JAISAL NOOR: Do you feel like the conversations are on education are changing now that the–sort of this bipartisan consensus on this top-down reform. Do you think cracks are–we mentioned how it was under the Obama administration and Race to the Top where you really saw the spread of these these merit pay bonuses. And actually, Baltimore was the first city to adopt that contract. And initially the teachers rejected it, and were forced to vote on it again. But do you think that some Democrats are sort of coming around to this, especially since it’s union members which generally support Democrats that are on the front line voicing concerns with these type of reforms?
ERIC BLANC: Well, you know, that’s a tricky thing to answer, because as you mentioned and alluded to, these policies have been bipartisan. And so the Democrats and Republicans have been equally responsible for the privatization and austerity. So what’s really exciting about Denver and Los Angeles and Oakland, which will be going on strike soon, is that unlike last year these are strikes directly against the Democratic Party establishment.
So I’m not sure it’s a question of the Democratic Party leadership seeing the light now and listening to teachers, because teachers have been asking them for years to change its policies. I think it’s more a question of workers forcing the Democrats to listen to them, and forcing the Democrats to make some concessions. That being said, it’s not clear how far the Democratic Party establishment is willing to go to reverse questions of privatization. Generally speaking, the Democrats, unlike people like Bernie Sanders and Alexandria Ocasio-Cortez, have said they support the teachers and their demands for fair wages, but they haven’t talked about privatization, they haven’t talked about charters; really the issues that are underlying this strike upsurge.
So I think it’s probably going to take a lot more struggle to force the Democrats either to meet the demands to reverse this privatization wave or create a new political instrument that can really implement directly the teachers demands.
JAISAL NOOR: OK. Eric Blanc, thanks so much for joining us. Author of Red State Revolt: The Teacher Strike Wave and Working Class Politics. Really appreciate it.

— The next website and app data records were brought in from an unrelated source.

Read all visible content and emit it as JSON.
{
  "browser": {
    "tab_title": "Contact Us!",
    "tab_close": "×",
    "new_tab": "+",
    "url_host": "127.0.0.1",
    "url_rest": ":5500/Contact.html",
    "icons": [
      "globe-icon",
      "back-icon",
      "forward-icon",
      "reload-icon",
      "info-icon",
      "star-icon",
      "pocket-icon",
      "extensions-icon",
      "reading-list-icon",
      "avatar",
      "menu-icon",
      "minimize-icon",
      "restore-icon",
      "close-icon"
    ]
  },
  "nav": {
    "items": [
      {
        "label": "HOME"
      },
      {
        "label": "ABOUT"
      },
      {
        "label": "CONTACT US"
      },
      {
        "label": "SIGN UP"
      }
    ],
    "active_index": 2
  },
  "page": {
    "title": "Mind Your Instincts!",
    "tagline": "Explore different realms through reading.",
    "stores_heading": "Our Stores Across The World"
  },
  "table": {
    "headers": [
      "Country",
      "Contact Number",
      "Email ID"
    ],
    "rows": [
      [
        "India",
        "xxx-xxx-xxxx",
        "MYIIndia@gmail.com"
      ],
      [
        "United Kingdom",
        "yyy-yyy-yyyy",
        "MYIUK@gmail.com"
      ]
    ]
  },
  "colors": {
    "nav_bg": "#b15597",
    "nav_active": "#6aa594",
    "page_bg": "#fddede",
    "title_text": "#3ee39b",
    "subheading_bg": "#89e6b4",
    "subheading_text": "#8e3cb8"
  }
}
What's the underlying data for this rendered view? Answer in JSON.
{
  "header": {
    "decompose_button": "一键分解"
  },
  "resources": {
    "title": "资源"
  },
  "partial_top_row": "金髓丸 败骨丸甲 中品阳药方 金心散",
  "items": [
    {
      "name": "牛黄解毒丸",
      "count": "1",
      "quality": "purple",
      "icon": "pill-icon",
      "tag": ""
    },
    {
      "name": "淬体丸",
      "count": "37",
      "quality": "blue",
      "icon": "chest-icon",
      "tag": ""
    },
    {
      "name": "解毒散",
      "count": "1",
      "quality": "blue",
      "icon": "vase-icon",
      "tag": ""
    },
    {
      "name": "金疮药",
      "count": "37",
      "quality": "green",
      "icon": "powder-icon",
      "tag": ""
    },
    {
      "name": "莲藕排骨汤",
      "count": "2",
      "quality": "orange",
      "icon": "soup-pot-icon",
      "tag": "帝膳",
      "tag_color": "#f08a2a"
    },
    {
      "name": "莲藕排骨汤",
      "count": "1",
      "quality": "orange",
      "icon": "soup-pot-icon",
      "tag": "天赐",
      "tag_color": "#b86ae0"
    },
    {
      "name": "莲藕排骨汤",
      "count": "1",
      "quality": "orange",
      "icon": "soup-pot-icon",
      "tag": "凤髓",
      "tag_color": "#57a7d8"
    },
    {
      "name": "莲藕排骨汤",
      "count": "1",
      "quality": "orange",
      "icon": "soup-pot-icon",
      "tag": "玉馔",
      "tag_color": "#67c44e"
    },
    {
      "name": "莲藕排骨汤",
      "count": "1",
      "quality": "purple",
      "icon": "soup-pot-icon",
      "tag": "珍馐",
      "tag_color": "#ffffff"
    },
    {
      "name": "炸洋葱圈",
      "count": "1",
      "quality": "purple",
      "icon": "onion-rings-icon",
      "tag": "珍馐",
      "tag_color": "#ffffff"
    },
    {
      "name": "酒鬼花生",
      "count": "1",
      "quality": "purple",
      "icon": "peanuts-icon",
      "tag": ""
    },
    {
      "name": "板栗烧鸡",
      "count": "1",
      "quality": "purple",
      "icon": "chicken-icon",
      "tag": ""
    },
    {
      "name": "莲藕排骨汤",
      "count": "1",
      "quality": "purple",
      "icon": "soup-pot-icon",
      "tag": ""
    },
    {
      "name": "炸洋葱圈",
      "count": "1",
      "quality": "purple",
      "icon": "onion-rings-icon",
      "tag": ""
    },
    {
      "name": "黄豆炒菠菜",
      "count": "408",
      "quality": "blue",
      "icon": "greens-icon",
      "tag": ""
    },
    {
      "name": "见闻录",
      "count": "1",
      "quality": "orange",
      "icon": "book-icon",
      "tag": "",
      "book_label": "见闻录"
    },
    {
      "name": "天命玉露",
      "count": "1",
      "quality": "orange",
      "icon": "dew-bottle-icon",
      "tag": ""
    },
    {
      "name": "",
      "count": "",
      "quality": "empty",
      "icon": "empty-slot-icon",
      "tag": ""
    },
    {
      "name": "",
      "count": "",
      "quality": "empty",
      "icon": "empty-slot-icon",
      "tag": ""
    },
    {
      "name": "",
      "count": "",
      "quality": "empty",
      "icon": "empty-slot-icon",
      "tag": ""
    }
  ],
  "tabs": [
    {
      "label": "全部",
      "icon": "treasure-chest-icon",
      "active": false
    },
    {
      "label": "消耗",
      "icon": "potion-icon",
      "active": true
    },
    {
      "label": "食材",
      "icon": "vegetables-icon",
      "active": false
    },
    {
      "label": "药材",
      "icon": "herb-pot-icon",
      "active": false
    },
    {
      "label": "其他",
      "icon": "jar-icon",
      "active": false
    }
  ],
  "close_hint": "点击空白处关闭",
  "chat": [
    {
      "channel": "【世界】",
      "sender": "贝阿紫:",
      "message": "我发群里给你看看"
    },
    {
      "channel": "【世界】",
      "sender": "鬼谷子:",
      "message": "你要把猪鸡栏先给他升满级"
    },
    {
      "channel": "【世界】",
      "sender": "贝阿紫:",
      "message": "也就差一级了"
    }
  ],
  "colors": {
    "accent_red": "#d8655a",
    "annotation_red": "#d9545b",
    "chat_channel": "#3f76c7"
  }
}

ERIC BLANC: Thanks. It’s great to be on.
JAISAL NOOR: And we’ll link to your piece at TheRealNews.com. Thanks so much for joining us.